"He's got to have the lead if he's going to win this race."

"Kansas has always had the ability to score with the basketball."

"NFL to put computer chips in balls." Oh, that's gotta hurt.

"Now that you're in the finals you have to run the race that's going to get you on the podium."

"It's very important for both sides that they stay on their feet."

This is why you get to hate sportscasters. Kansas beats Texas for the first time since 1938. So the pundits open their segment with the question "let's talk about what went wrong." Wrong? Kansas WON a football game! That's what went RIGHT!

"I brought out the thermostat to show you how cold it is here." Points to a thermometer reading zero in Minneapolis.

"It's tough to win on the road when you turn the ball over." Oh, really? Like you can do all right if you turn the ball over playing at home?

Cliches so imbedded in sportscasters' minds they can't help themselves: "Minnesota fell from the ranks of the undefeated today." What ranks? They were the only undefeated team left.

A good one: A 5'10" player went up and caught a pass off a defensive back over six feet tall. The quote? "He's got some hops."

Best homonym of the day so far: "It's all tied. Alabama 34, Kentucky 3." Oh, Tide.

"Steve Hooker commentates on his Olympic pole vault gold medal." When "comments" just won't do.

"He's certainly capable of the top ten, maybe even higher than that."

"Atlanta is capable of doing what they're doing."

"Biyombo, one of seven kids from the Republic of Congo." In the NBA? In America? In his whole country?

"You can't come out and be aggressive but you can't come out and be unaggressive."

"They're gonna be in every game they play!"

"First you have to get two strikes on the hitter before you get the strikeout."

"The game ended in the final seconds." You have to wonder when the others ended or are they still going on?

How is a team down by one touchdown before the half "totally demoralized?"

"If they score runs they will win."

"I think the matchup is what it is"

After a play a Houston defender was on his knees, his head on the ground and his hand underneath him appeared to clutch a very sensitive part of the male anatomy. He rolled onto his back and quickly removed his hand. (Remember the old Cosby routine "you cannot touch certain parts of your body?") Finally they helped the guy to the sideline and then the replay was shown. In it the guy clearly took a hard knee between his thighs. As this was being shown, one of the announcers says, "It looks like he hurt his shoulder." The other agrees and then they both talk about how serious a shoulder injury can be. Were we watching the same game?

"Somebody is going to be the quarterback or we're going to see a new quarterback."

"If you're gonna play running back in the SEC you're gonna take hits."

"That was a playmaker making a play."

Best headlines ever

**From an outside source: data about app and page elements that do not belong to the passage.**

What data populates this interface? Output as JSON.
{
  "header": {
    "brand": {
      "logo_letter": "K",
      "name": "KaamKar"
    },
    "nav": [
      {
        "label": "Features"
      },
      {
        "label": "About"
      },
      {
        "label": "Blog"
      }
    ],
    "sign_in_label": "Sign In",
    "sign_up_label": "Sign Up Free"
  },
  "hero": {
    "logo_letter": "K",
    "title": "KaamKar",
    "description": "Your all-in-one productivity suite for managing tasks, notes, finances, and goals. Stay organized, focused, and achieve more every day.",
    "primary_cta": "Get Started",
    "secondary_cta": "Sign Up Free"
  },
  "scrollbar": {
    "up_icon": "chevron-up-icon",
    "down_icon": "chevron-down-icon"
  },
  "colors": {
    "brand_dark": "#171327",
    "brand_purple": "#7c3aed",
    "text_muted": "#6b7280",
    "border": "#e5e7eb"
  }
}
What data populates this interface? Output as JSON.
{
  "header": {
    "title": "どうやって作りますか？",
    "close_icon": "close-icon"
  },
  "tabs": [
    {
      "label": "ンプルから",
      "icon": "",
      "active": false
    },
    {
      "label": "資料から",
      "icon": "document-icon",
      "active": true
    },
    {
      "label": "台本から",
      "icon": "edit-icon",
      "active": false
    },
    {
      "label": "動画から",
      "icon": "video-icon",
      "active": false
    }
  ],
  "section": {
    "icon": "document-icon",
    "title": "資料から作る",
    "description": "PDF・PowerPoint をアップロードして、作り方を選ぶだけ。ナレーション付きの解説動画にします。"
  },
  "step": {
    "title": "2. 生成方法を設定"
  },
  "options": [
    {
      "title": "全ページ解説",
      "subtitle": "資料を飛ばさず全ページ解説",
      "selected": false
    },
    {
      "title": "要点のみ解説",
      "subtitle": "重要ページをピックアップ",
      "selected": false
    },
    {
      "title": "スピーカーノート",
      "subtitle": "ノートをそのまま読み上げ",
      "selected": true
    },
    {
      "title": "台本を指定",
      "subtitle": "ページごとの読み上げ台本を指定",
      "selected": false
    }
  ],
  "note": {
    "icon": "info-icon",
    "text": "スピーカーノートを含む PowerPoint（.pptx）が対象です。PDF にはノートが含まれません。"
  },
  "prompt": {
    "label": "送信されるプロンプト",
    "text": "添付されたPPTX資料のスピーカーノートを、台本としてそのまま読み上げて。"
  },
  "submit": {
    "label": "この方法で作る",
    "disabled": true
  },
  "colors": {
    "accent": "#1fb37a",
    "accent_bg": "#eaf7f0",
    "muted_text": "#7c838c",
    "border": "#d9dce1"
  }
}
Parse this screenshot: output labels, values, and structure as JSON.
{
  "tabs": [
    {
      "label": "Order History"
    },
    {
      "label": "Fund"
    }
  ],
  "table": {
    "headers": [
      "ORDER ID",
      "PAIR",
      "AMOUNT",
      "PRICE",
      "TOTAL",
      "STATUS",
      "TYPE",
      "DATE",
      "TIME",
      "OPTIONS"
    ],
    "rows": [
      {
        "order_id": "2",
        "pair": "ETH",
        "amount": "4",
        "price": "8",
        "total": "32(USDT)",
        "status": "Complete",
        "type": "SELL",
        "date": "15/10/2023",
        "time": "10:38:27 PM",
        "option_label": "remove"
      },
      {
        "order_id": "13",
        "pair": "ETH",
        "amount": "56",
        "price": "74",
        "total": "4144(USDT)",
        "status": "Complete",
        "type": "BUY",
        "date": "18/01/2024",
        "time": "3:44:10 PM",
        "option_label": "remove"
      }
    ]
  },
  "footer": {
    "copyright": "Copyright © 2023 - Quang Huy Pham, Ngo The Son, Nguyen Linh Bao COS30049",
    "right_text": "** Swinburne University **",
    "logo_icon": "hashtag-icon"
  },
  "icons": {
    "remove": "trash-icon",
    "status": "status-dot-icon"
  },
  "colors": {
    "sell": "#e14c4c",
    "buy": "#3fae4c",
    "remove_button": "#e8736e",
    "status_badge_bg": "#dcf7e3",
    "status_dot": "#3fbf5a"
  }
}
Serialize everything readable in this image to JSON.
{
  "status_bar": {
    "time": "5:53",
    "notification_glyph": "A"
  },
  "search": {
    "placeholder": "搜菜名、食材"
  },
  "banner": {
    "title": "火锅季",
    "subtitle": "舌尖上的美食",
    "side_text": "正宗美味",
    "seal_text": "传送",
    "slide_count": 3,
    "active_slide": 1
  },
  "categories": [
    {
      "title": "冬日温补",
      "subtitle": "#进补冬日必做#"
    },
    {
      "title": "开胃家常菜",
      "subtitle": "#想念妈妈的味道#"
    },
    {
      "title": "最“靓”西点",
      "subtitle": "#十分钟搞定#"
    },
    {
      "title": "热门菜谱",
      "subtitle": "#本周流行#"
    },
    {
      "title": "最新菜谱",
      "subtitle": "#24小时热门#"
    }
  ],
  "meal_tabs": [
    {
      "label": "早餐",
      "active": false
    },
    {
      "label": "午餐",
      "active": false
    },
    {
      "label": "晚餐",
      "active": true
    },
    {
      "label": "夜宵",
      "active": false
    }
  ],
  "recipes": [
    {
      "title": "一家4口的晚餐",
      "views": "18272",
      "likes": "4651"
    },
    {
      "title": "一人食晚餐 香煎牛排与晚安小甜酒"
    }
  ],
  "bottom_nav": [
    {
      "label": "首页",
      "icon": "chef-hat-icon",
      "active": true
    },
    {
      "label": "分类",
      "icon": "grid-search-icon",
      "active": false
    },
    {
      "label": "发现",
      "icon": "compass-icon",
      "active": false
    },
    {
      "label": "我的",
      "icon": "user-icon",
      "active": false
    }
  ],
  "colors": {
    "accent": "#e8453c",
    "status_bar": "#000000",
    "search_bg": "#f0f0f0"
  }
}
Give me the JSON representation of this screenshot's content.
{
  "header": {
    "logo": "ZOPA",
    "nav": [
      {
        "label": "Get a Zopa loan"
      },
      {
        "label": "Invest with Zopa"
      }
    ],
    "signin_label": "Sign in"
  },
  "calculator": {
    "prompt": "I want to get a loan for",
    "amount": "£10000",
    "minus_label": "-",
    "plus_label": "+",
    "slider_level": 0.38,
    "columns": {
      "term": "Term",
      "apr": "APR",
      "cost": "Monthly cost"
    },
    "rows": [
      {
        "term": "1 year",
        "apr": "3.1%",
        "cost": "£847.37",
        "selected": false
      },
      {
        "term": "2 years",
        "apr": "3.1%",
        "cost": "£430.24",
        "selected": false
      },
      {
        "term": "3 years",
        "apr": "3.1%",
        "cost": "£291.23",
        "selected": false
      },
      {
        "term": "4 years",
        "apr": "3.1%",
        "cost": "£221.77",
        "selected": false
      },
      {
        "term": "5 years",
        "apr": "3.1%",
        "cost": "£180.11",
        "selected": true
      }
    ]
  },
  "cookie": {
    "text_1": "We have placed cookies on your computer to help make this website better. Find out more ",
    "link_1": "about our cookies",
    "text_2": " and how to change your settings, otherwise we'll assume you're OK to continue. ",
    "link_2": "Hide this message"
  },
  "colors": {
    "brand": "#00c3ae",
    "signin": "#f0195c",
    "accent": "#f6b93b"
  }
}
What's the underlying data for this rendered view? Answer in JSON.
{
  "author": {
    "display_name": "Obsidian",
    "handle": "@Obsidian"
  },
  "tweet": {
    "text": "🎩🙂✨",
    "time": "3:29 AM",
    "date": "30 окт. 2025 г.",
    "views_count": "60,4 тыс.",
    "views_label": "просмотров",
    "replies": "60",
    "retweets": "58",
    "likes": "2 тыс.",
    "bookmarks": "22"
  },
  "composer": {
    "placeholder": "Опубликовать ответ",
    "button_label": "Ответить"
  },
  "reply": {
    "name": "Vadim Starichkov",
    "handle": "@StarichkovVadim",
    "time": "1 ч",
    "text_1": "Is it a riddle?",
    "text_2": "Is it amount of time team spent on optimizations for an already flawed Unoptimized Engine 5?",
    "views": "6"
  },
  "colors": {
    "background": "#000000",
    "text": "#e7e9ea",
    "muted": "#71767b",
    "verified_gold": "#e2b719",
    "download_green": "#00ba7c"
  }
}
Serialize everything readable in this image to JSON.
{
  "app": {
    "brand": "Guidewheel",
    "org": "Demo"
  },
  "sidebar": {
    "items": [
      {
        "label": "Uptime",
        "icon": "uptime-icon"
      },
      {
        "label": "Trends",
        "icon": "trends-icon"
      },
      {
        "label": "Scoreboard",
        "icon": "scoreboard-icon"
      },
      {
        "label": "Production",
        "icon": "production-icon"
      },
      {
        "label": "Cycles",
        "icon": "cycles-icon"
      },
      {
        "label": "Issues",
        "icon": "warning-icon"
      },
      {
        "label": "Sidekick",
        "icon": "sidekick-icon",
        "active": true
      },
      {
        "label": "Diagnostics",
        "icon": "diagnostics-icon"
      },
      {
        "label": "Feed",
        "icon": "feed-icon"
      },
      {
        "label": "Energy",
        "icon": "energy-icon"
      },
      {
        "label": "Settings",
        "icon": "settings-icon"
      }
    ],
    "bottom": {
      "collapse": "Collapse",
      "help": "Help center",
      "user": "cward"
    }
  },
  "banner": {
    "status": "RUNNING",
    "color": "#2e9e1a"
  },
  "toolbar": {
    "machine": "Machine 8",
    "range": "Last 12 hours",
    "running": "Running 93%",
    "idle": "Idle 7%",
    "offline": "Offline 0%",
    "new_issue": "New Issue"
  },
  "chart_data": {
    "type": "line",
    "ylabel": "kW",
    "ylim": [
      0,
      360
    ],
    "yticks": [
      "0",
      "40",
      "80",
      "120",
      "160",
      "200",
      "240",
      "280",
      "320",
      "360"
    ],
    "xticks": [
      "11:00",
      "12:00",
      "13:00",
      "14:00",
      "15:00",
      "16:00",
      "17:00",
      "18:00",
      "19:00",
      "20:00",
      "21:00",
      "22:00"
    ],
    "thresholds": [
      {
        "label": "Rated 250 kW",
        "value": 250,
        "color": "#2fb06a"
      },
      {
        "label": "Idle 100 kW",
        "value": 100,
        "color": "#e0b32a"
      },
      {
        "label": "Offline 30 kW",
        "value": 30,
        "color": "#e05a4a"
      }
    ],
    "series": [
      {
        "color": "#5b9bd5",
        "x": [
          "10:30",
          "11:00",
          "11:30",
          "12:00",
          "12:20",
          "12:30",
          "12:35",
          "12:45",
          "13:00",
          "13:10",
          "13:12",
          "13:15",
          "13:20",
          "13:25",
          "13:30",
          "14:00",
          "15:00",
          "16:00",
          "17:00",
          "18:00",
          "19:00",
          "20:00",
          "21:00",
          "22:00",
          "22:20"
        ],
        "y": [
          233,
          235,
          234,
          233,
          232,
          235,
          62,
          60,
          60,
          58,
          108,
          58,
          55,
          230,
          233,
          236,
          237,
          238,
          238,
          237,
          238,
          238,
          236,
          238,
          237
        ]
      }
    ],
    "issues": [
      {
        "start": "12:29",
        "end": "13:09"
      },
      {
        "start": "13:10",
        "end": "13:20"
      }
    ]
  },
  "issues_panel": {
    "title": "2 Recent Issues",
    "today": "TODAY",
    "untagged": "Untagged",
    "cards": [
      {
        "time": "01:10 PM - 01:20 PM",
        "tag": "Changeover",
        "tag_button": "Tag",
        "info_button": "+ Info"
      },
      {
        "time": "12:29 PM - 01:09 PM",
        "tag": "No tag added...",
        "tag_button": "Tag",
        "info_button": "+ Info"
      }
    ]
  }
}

Sister hits moose on way to visit sister who hit moose.

Man loses his testicles after attempting to smoke weed through a SCUBA tank

Church Mutual Insurance won't cover Church's flood damage because it's 'an act of God'

Homicide victims rarely talk to police

Meerkat Expert Attacked Monkey Handler Over Love Affair With Llama Keeper

GOP congressman opposes gun control because gay marriage leads to bestiality

Owner of killer bear chokes to death on sex toy

Support for legalizing pot hits all-time high

Give me all your money or my penguin will explode

How zombie worms have sex in whale bones

Crocodile steals zoo worker's lawn mower

Woman shot by oven while trying to cook waffles

Nude beach blowjob jet ski fight leads to wife's death

Woman stabs husband with squirrel for not buying beer Christmas Eve